— WORK TO BE COMPLETED —
Here are some records; copy every line that holds the word "Taşı".

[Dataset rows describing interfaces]
......

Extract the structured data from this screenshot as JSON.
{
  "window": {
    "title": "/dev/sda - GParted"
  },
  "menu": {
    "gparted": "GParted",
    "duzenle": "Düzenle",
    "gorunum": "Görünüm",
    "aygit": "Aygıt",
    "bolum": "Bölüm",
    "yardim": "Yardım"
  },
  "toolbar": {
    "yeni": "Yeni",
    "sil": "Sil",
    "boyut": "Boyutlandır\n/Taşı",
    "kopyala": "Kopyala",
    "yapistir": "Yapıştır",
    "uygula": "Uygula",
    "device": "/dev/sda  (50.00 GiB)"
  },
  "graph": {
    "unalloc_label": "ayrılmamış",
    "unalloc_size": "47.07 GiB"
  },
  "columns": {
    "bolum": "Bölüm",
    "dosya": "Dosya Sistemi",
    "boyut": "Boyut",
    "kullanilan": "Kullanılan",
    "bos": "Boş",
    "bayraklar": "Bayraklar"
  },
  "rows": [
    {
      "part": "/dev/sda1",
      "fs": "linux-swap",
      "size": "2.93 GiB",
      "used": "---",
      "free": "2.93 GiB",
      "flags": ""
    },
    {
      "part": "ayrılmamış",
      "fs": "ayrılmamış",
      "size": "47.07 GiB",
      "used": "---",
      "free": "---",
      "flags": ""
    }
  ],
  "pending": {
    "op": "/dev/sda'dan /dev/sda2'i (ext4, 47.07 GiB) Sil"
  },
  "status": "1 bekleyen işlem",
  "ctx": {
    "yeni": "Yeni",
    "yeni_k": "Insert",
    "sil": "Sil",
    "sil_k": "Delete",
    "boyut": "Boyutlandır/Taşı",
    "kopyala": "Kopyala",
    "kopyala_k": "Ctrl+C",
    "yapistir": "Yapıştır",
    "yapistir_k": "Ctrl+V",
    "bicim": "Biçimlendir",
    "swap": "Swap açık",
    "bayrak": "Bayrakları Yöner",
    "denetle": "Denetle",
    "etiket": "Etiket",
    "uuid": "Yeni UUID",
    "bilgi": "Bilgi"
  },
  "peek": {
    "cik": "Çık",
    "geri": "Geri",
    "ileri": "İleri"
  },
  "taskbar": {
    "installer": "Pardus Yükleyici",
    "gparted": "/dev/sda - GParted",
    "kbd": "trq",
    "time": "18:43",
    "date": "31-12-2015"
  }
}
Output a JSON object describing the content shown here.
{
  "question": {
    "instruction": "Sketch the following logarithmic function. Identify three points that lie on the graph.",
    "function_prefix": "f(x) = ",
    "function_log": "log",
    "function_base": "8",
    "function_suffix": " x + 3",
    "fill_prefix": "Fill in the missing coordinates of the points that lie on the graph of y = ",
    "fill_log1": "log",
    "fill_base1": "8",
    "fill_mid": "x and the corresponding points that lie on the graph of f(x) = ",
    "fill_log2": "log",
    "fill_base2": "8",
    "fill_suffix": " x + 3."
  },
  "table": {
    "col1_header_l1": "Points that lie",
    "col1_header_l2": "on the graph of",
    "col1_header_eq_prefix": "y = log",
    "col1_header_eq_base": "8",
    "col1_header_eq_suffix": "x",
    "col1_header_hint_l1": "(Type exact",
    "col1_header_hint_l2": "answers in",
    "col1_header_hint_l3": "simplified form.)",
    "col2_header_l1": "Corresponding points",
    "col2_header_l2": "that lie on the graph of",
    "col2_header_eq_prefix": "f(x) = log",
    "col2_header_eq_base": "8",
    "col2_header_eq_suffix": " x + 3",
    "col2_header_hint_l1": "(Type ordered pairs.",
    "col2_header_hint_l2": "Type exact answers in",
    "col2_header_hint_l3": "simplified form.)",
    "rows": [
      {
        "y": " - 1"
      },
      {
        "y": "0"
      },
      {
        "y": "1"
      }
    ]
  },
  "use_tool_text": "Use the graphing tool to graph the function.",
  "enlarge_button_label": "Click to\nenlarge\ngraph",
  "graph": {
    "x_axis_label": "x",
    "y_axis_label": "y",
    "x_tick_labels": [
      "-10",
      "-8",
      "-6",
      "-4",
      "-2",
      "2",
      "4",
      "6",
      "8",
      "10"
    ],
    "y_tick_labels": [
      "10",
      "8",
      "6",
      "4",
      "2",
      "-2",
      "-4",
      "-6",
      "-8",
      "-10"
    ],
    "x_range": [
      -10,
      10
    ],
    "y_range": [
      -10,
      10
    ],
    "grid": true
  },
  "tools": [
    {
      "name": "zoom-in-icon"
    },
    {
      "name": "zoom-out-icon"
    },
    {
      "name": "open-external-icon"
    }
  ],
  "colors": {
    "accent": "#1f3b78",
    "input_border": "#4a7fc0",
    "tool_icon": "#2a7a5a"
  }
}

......

— SOLUTION —
    "boyut": "Boyutlandır\n/Taşı",
    "boyut": "Boyutlandır/Taşı",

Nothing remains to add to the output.